DB: To be able to create secure digital IDs, banks and MNOs alike need data. But to be willing to share their data, consumers need to know what information of theirs is stored, and how it is protected and used. They also need to have control of their data by being able to give consent for its use and manage its privacy options.
Nearly half of global consumers are open to sharing their biometric data in order to have their Trusted Digital ID created. This acceptance of biometric attributes by end-users, which are used as the foundation for Trusted Digital ID, is seen as a global trend. Nevertheless, each country has its specificity and regulations which would impact how biometrics is handled when not in possession by the end-user.
Did you come across any specific consumer perceptions about digital ID authentication and security? What are the benefits that consumers recognize from having this service?
PP: Our survey found that globally consumers have three main security concerns with regards to digital IDs: having their personal data stolen (67%), sharing personal details such as date and place of birth with third parties (36%) and not having control over who has access to their digital ID (35%).
This is certainly one of the reasons why when asked if they would be ready to pay for more security, half of respondents globally have said that they’re willing to pay a premium for a service that guaranteed secure access to online services with the use of their Trusted Digital ID. This score reached peaks in regions where consumers experience fraud the most. Security is selected as the biggest benefit of Trusted Digital IDs by nearly half of global respondents.
DB: Security must be at the center of any digital identity system. Consumers using online services need to be guaranteed security as they share personal information such as names, address and payment information. Robust security measures will be the obvious response to consumer and regulatory demands for trust in all exchanges between users and private organizations such as MNOs and OEMs.
Biometrics is one of the verifiable security attributes used in the creation of trusted digital IDs, enabling seamless user experience while also deterring fraud. Globally, consumers are open to using a form of biometrics for authentication with fingerprint (more than half) being the most popular factor, followed by face, iris and voice. This is not surprising as these first two types of authentication have already been made mainstream by their use within smartphones.

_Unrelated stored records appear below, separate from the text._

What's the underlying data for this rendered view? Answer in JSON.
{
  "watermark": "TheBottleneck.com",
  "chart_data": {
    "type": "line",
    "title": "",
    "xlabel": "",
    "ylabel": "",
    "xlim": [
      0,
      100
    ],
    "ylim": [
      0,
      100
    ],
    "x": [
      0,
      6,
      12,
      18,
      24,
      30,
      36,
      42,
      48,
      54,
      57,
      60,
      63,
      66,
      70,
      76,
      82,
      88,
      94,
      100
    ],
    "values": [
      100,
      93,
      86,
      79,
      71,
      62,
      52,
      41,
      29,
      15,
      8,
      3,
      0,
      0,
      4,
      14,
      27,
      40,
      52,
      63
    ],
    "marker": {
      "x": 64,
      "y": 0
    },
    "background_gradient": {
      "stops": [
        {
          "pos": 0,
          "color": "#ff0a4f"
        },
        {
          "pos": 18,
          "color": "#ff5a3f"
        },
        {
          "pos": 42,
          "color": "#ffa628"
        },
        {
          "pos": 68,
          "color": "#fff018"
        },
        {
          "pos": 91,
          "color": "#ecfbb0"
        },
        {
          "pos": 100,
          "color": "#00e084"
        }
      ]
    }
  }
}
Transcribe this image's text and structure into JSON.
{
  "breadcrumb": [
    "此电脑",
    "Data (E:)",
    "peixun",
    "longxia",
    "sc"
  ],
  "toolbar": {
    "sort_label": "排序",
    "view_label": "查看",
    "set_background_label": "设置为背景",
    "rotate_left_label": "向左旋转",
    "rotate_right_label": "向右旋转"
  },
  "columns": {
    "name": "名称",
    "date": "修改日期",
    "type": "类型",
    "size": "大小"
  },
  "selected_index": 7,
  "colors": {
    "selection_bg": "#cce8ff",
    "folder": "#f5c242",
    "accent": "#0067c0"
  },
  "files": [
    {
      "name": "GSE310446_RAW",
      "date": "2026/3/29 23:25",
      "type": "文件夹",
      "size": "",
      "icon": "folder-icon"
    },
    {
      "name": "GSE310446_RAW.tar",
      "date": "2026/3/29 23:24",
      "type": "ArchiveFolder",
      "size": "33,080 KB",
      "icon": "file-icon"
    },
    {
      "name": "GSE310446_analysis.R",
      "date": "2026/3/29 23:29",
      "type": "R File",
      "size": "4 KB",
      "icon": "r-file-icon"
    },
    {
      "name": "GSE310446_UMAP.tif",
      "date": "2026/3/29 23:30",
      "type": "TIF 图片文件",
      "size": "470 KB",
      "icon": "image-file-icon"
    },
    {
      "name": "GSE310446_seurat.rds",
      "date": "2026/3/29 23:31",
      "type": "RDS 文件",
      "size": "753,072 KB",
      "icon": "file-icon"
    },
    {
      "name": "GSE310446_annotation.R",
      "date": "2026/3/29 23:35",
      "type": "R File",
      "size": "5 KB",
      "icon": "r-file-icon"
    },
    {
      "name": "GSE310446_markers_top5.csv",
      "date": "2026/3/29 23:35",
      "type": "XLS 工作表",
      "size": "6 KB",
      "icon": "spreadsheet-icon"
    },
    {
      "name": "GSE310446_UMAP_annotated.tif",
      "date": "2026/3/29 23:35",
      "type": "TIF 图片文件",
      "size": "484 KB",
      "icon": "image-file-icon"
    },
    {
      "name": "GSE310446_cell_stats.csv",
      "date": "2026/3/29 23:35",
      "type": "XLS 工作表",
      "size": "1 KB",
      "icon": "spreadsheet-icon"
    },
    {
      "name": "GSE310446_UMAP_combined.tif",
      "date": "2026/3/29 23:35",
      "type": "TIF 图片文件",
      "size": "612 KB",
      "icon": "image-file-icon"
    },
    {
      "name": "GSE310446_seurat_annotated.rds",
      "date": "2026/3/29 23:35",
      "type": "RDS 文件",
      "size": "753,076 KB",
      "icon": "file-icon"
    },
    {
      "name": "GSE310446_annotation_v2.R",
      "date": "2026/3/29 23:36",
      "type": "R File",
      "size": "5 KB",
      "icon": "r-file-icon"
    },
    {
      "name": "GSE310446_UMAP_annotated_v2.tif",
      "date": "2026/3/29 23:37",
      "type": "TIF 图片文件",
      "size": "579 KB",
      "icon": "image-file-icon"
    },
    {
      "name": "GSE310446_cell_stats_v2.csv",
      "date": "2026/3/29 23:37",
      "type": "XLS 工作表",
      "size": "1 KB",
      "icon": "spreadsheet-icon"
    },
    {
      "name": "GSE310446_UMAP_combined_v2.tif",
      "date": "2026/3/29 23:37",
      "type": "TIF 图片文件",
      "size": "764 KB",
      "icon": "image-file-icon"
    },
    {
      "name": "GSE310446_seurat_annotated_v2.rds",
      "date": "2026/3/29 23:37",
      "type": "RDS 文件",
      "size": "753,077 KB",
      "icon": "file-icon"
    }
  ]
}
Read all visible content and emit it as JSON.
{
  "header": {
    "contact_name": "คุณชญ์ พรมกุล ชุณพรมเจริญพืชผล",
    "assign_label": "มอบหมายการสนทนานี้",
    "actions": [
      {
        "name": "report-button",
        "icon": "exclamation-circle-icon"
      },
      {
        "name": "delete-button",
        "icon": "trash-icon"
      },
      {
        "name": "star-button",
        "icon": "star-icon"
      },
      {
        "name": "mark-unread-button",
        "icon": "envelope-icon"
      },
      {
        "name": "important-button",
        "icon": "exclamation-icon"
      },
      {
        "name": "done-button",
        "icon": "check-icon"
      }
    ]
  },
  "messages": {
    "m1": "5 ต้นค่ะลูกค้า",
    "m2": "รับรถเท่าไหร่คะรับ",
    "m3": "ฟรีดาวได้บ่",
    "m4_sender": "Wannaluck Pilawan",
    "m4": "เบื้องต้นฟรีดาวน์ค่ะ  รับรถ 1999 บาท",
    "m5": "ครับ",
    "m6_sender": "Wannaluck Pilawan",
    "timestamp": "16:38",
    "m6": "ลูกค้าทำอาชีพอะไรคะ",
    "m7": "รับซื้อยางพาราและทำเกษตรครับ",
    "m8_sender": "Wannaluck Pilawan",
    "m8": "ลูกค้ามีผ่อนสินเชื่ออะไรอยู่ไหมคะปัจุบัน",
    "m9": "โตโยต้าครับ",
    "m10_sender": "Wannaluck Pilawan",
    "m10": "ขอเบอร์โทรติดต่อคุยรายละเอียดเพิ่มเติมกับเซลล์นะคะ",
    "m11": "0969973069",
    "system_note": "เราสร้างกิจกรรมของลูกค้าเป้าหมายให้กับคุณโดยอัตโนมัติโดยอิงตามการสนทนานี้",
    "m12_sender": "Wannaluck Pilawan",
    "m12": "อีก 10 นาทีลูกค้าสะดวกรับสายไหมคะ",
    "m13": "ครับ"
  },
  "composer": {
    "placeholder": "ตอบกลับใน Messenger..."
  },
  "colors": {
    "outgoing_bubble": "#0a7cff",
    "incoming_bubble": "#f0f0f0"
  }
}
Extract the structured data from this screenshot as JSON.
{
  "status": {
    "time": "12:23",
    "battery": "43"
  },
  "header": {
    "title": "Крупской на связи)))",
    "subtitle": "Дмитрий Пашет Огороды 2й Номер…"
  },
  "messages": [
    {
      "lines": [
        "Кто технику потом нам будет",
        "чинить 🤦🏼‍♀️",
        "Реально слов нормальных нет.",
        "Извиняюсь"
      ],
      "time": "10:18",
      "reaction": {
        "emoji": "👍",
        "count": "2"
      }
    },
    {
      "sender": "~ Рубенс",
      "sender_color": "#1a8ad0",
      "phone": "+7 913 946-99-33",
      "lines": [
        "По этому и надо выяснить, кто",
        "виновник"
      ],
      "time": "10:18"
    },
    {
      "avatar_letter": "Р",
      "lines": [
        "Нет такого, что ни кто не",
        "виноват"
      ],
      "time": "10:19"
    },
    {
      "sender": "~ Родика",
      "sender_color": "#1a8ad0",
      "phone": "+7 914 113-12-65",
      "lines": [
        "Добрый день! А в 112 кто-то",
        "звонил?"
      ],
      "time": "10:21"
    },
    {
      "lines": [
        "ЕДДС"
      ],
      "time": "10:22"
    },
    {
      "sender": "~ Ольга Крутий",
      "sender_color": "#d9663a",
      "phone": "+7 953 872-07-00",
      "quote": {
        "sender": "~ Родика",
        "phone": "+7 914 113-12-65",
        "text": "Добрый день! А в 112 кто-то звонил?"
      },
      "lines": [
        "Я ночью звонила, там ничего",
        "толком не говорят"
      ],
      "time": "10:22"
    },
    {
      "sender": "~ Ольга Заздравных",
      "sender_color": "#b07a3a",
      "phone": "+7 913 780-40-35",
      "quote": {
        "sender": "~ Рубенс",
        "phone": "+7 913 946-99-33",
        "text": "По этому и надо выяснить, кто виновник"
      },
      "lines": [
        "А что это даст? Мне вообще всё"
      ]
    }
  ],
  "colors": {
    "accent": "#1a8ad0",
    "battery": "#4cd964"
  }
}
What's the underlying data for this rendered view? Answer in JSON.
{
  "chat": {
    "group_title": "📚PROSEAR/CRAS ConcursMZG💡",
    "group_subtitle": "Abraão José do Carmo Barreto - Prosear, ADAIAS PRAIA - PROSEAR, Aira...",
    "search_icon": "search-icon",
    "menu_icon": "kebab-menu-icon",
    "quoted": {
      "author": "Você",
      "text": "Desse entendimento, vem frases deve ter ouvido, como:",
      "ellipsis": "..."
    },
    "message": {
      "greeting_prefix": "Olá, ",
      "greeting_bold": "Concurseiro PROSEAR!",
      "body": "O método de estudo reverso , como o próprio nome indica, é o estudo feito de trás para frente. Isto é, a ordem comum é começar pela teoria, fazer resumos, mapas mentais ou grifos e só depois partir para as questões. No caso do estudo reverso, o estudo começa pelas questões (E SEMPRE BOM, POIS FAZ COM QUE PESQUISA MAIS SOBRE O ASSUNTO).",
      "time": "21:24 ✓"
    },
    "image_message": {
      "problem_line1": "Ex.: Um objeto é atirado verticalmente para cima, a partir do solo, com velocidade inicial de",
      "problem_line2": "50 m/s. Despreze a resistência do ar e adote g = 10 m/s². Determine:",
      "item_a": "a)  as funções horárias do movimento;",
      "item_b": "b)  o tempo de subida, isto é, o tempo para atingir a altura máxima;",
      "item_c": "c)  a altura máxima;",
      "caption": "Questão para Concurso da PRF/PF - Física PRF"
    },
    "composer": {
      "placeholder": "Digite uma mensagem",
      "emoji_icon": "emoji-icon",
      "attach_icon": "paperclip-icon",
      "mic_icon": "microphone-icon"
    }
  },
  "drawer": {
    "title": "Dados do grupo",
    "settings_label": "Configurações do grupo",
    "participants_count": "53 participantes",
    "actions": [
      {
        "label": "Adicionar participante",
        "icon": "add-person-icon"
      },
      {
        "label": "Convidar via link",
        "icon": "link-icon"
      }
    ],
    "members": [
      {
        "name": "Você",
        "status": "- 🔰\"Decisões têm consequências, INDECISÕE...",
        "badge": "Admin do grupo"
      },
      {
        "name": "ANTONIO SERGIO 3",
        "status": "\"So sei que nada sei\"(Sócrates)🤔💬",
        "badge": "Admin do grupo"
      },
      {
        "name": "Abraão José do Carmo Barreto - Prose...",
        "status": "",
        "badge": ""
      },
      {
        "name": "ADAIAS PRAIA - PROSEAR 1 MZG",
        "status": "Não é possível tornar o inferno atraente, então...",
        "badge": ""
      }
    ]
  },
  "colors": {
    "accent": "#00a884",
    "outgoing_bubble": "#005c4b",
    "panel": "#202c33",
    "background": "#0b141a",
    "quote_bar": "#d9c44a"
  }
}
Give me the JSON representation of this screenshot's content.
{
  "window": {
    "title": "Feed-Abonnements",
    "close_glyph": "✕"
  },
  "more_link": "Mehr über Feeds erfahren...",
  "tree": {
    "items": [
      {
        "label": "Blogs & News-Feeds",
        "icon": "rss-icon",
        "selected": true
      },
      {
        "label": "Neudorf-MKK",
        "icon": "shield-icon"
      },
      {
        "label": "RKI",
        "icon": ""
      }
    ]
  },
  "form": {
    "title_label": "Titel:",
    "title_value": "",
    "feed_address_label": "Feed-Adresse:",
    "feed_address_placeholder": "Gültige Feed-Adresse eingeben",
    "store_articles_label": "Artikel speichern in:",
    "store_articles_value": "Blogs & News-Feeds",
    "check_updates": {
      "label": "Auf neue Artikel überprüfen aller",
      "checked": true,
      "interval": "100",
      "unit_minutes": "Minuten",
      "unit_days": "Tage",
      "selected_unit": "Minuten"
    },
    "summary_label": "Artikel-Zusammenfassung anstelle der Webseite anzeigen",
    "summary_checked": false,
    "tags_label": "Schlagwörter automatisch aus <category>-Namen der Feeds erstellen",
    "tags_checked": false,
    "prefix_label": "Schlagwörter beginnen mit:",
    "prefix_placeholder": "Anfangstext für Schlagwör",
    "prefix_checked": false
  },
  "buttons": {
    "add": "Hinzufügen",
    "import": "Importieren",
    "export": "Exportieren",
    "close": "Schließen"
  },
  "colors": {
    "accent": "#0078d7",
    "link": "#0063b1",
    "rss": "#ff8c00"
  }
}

Looking into the near future, how comfortable do consumers feel with having their identity stored on their mobile, and how do they feel about being authenticated based on behavioral biometric factors such as the way they walk or type on their keyboard?
DB: Nearly sixty percent of global consumers think that having their passport, national ID card or driving license stored securely on their mobile is a good idea, which is a very promising response. But in order to make consumers feel comfortable with having their IDs saved down on their mobile, organizations such as MNOs and banks need to ensure that sensitive data is secured through various means such as a tamper proof hardware.
PP: Recently, we’ve seen an explosion in new technologies built on passive behavioral authentication, meaning that this type of authentication will soon become quite normal. When we asked global consumers how they would feel about being authenticated by a combination of factors including the way they walk, the tone of their voice, the way they use their keyboard or mouse, more than a third declared that they’d be happy with this at it would remove the stress of having to remember multiple username and password combinations.
To find out more about what consumers really think about Trusted Digital IDs, the regional differences and if they’re soon to be adopted on a global scale, download our study.